TASK OBJECTIVE:
In the data that follows, count the lines where "time" appears, and write only the number.

+-------+

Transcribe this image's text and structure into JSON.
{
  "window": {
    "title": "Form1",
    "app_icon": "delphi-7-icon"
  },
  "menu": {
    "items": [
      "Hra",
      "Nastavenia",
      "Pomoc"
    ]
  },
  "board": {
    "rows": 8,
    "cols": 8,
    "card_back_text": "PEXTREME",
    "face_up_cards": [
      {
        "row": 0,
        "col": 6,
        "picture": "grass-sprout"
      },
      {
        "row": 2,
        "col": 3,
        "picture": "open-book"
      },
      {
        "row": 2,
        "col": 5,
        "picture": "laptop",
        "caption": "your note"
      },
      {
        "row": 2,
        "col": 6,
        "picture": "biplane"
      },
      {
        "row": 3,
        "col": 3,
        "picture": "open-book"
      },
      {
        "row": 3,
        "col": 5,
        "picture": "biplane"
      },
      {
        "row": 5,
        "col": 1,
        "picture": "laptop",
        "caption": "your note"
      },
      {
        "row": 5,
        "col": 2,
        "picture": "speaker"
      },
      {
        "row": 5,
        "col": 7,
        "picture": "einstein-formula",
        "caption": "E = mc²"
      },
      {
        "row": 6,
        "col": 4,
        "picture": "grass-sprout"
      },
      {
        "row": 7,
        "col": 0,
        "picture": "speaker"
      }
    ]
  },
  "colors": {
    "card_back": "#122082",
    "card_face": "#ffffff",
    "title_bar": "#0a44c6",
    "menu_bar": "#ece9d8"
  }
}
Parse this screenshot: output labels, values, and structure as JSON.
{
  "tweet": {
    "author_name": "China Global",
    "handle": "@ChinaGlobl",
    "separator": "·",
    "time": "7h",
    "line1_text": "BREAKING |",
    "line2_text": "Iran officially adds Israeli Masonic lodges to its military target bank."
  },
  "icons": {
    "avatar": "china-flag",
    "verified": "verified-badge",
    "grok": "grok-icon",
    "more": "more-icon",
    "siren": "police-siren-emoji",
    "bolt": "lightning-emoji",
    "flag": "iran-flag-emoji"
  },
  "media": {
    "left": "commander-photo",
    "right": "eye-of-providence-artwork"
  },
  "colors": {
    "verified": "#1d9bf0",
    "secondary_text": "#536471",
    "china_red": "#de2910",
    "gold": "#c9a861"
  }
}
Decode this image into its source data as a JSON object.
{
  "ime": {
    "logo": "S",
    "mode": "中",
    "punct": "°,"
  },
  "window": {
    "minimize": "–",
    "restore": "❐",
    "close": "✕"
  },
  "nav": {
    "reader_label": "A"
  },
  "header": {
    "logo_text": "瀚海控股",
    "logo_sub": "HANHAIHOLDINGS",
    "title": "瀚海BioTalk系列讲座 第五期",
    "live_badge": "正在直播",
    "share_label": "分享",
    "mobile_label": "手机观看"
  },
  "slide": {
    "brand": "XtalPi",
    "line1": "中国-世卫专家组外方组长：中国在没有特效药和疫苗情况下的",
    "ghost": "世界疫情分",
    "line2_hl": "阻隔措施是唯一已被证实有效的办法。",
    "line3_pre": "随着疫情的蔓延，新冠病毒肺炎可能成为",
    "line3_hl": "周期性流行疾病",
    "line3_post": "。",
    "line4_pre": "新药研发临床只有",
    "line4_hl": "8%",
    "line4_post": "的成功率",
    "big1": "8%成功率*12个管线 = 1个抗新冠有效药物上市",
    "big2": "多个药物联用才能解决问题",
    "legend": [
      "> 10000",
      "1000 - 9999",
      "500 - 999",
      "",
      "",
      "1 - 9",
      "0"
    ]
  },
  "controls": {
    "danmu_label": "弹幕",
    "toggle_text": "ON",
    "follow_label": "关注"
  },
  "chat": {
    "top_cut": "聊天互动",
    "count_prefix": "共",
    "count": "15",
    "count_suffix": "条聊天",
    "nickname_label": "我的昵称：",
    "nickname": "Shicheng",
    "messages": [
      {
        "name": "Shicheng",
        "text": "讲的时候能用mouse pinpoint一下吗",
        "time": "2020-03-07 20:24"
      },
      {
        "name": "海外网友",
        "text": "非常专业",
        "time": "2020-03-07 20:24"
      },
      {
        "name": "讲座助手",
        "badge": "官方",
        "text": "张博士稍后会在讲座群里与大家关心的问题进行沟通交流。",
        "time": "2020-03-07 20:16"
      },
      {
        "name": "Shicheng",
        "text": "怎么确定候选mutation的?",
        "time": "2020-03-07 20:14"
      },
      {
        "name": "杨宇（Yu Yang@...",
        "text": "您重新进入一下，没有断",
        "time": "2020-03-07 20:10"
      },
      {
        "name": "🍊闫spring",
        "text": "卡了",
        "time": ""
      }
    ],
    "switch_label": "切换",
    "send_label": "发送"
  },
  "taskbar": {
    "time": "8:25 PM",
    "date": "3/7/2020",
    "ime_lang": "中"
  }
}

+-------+

TASK OUTPUT:
8